Detectives don’t believe Lee was in on the crimes, having tried to call Matheron numerous times after the murder. In fact, it was a concerned Lee who’d left messages on Matheron’s answering machine shortly after the murder.
“He [Lee] was truly grief-stricken by the loss of Mr. Matheron,” said A.D.A. Schiels.
Matheron’s rumored Y2K cash was never found, and the suspects made off with $40 from the victim’s wallet.
Arrests and Convictions
Despite a court order to keep Paul Person in jail as the murder investigation continued, he was mistakenly released around the same time as the N.Y.P.D.’s confidential informant.
The informant was in and out of touch with police, claiming Person insisted they meet in face-to-face. Fearing Person knew the informant ratted him out, they advised him not to meet Person on the outside.
“Then one evening, he calls the precinct and says he’s in Queens with Paul Person at a barbershop,” Schiels told New York Homicide. “And the detective who answered the phone call is dumbfounded by this.”
The informant said he was with Person and in the process of robbing the barber at gunpoint.
Contact was lost until the following day, when cops in Queens reported the informant in custody after the barbershop theft. Much to detectives’ disbelief, the informant claimed he had to go through with the armed robbery and was working “deep undercover” for them.
Person evaded capture, but the informant helped police find him in a Harlem apartment.
Person was uncooperative with police about the Matheron homicide investigation, though in exchange for a plea deal, Johnson and Shannon testified against Person.
Oliver Johnson and Nakia Shannon were convicted of second-degree murder, with Johnson sentenced to 15 years to life and Shannon spending six years behind bars.
Person was charged with first-degree robbery, felony murder, and intentional murder. However, in 2003, a jury found him not guilty of the murder charges.
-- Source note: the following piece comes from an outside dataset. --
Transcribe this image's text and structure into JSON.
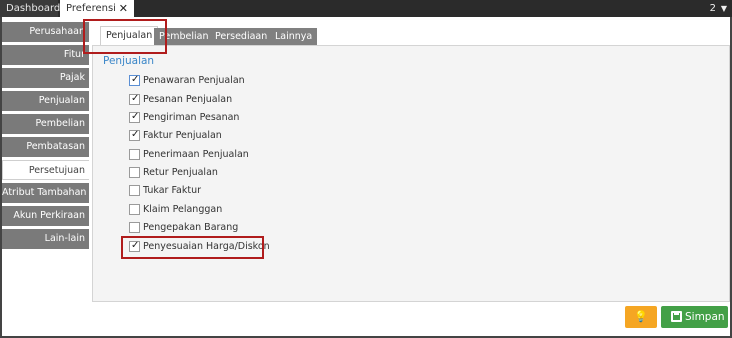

He was convicted only for the robbery charges and sentenced to 25 years in prison.
“It was obviously a good feeling to know the investigation ended with everybody involved being convicted,” said Det. Artie Caddigan. “It was justice for our victim and his family.”
“Thierry just had a presence and a personality about him that was so endearing that there was a chunk of all of us that got lost when we lost Thierry,” recalled friend Lanny Cohen. “Some part of this world isn’t where it needs to be because Thierry’s not in it.”
The confidential informant served time for the barbershop robbery and testified in Person’s murder trial. He has since changed his life’s course, working as an apartment building porter and is described as being on “the straight and narrow,” according to Caddigan.
Johnson, Shannon, and Nakia completed their sentences and have since been released from prison.
Watch all-new episodes of New York Homicide as Season 2 continues, airing Saturdays at 9/8c on Oxygen.